      If you’re buying from overseas retailers and shipping to your YouShop address, the retailer will not charge GST at the point of purchase (as they will not be aware that the items’ final destination is NZ). Instead, NZ Post will collect the GST on all purchases (irrespective of value) on behalf of the New Zealand Government, when you pay for your shipping to NZ through YouShop.

      If the value of your consignment* is over $1,000 then Customs may also collect duty (and GST on the amount of that duty) at the border.

      •  

        The only GST NZ Post can charge is for the postage for the forwarding of the parcel. They won't and can't charge anything on the individual item's purchase price. So using YouShop or similar (including friends and relatives overseas) will mean no GST can be added to the purchase price by the retailer.

        Customs also won't be checking every single parcel coming in. Even if they did, there's no way to know if GST has been charged or not, unless they're changing the Customs form the sender has to put on parcels.

        You may of course have to pay more in shipping, since it's being shipped twice - once to the country's local address and then forwarded to your New Zealand address. (Places like BookDepository that have free shipping will mean only the one shipping charge.)

        Whether it's worth all that hassle to save 15% is a different matter and will depend on numerous factors - for small value items, the extra shipping charge will probably be more than the GST anyway.

        If your purchases are over the preset limit, then you will still have to pay duty, etc., but you already have to do that now.

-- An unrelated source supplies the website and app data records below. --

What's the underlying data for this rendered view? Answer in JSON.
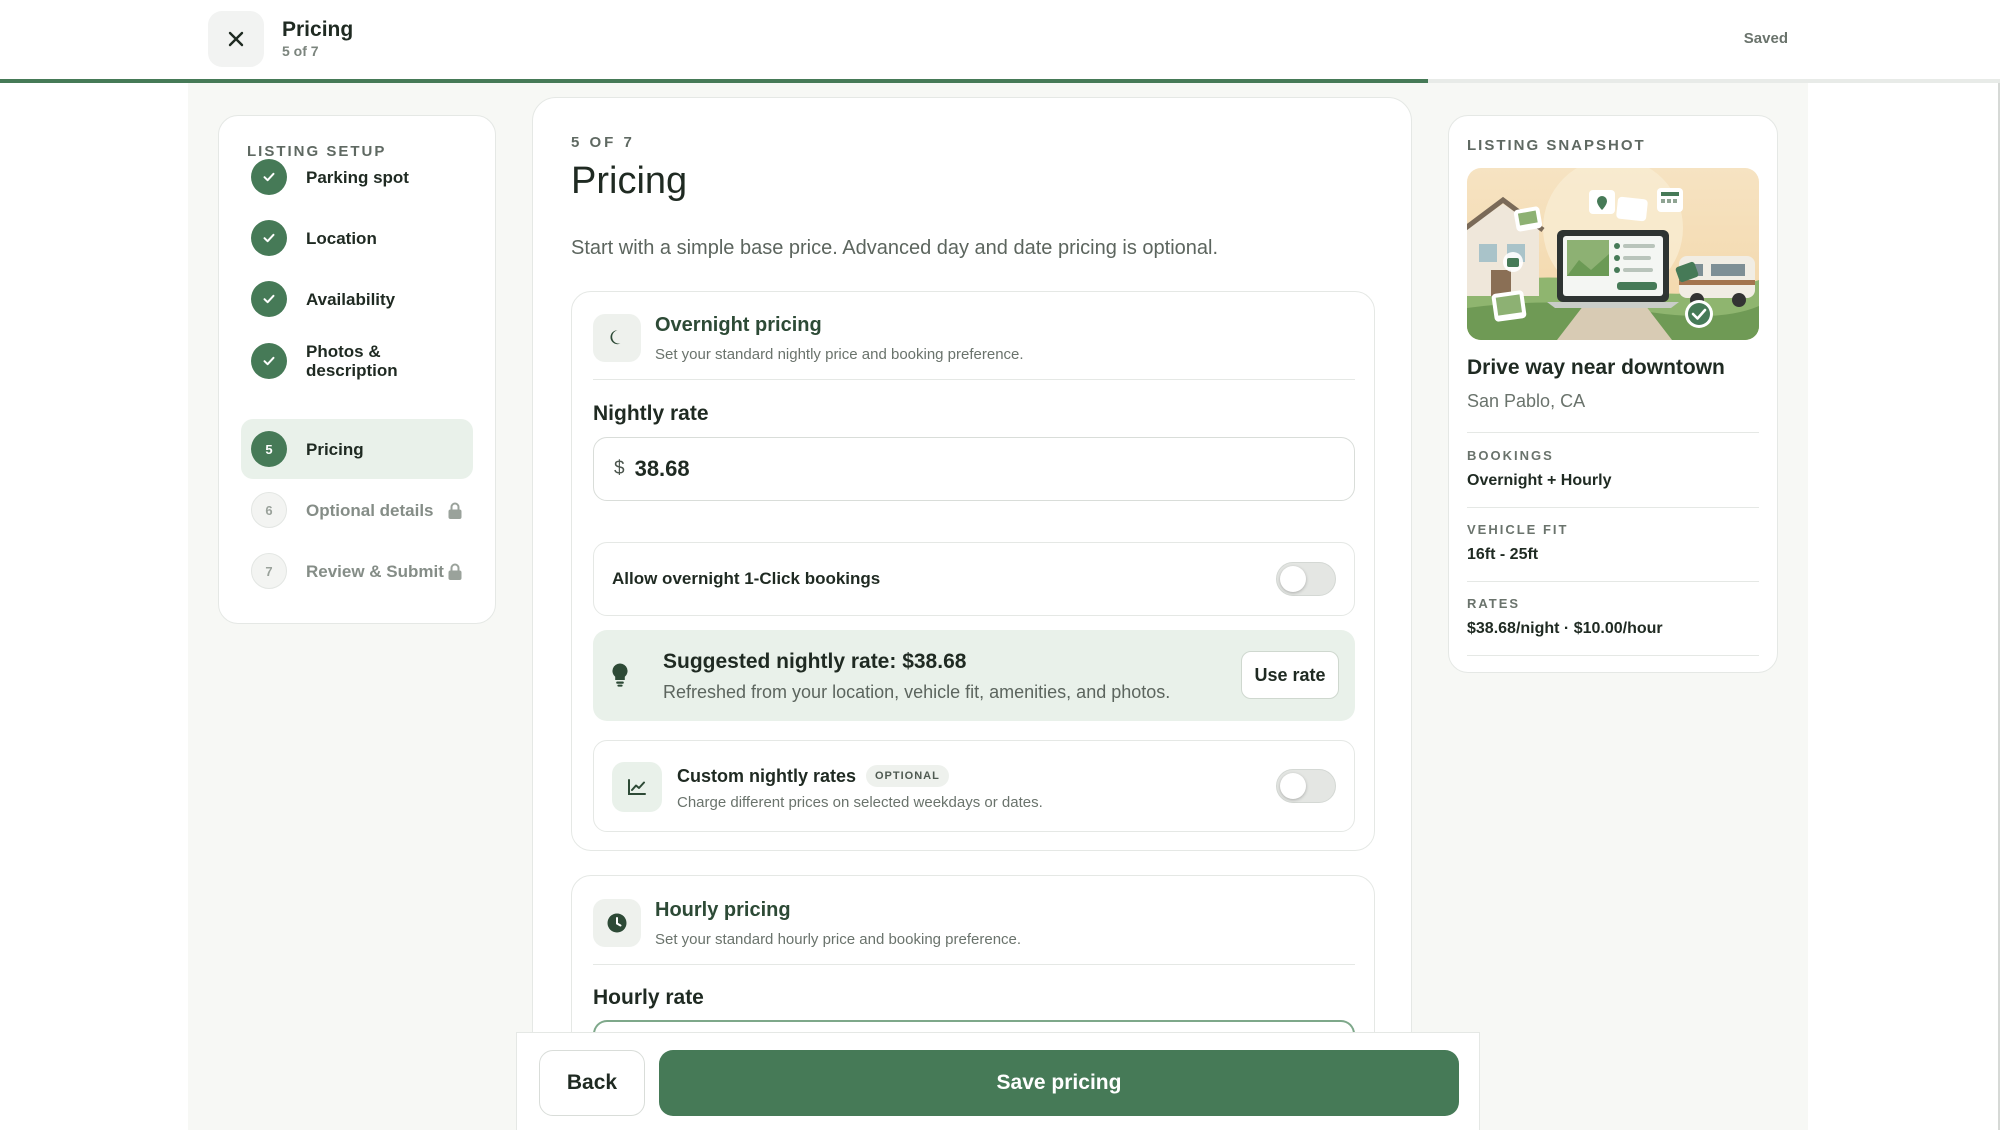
{
  "header": {
    "title": "Pricing",
    "step_counter": "5 of 7",
    "save_status": "Saved",
    "progress_fraction": 0.714
  },
  "sidebar": {
    "heading": "LISTING SETUP",
    "steps": [
      {
        "badge": "",
        "label": "Parking spot",
        "state": "done"
      },
      {
        "badge": "",
        "label": "Location",
        "state": "done"
      },
      {
        "badge": "",
        "label": "Availability",
        "state": "done"
      },
      {
        "badge": "",
        "label": "Photos & description",
        "state": "done"
      },
      {
        "badge": "5",
        "label": "Pricing",
        "state": "active"
      },
      {
        "badge": "6",
        "label": "Optional details",
        "state": "locked"
      },
      {
        "badge": "7",
        "label": "Review & Submit",
        "state": "locked"
      }
    ]
  },
  "main": {
    "eyebrow": "5 OF 7",
    "title": "Pricing",
    "intro": "Start with a simple base price. Advanced day and date pricing is optional.",
    "overnight": {
      "icon": "moon-icon",
      "title": "Overnight pricing",
      "subtitle": "Set your standard nightly price and booking preference.",
      "rate_label": "Nightly rate",
      "currency": "$",
      "rate_value": "38.68",
      "oneclick_label": "Allow overnight 1-Click bookings",
      "oneclick_enabled": false,
      "suggestion": {
        "icon": "lightbulb-icon",
        "title": "Suggested nightly rate: $38.68",
        "subtitle": "Refreshed from your location, vehicle fit, amenities, and photos.",
        "button": "Use rate"
      },
      "custom": {
        "icon": "trend-chart-icon",
        "title": "Custom nightly rates",
        "badge": "OPTIONAL",
        "subtitle": "Charge different prices on selected weekdays or dates.",
        "enabled": false
      }
    },
    "hourly": {
      "icon": "clock-icon",
      "title": "Hourly pricing",
      "subtitle": "Set your standard hourly price and booking preference.",
      "rate_label": "Hourly rate"
    }
  },
  "actions": {
    "back": "Back",
    "save": "Save pricing"
  },
  "snapshot": {
    "heading": "LISTING SNAPSHOT",
    "title": "Drive way near downtown",
    "location": "San Pablo, CA",
    "bookings_label": "BOOKINGS",
    "bookings_value": "Overnight + Hourly",
    "vehicle_fit_label": "VEHICLE FIT",
    "vehicle_fit_value": "16ft - 25ft",
    "rates_label": "RATES",
    "rates_value": "$38.68/night · $10.00/hour"
  },
  "colors": {
    "brand_green": "#467a57",
    "soft_green": "#e9f1ea",
    "page_bg": "#f7f8f5"
  }
}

This topic is about the new GST law coming into effect soon which is charged by the overseas retailers, so has nothing to do with NZ Post or Customs. In fact, on these high value parcels you could be charged a second lot of GST by Customs if you can't prove that the retailer has already charged it!

        •  

          NZPost/Youshop have been sending emails out saying they'll be collecting GST on the goods. So you'll have to pay for GST and shipping before they send the goods.

          moxpearl's comment is a copy/paste from the email.

          The government doesn't care if you were charged GST in the country you bought it from. That money doesn't come to them. If even you were charged GST by ,say, the UK (VAT) then they will still charge GST.

          •  

            @Stoic: It should have said it was a quote. I don't use YouShop, so could only work from a common sense viewpoint - since NZ Post aren't selling you the actual product, they should not legally be allowed to charge GST for it. It's an iffy decision that could land them in court if someone felt the desire to bother, but no doubt the Government has already passed the law to allow them to do so. NZ Customs on the other hand could get away with it.

        •  

          Sorry BuzzBumble but Moxpearl and Stoic are right,
          NZ Post have said that as youshop shipped items wont have GST paid already (as item has been shipped locally in the respective country) they will add GST to the cost of the goods and the cost of shipping the goods.
          NZ Post is government owned so cant really circumvent the rules via youshop. Other overseas based forwarders are fair game.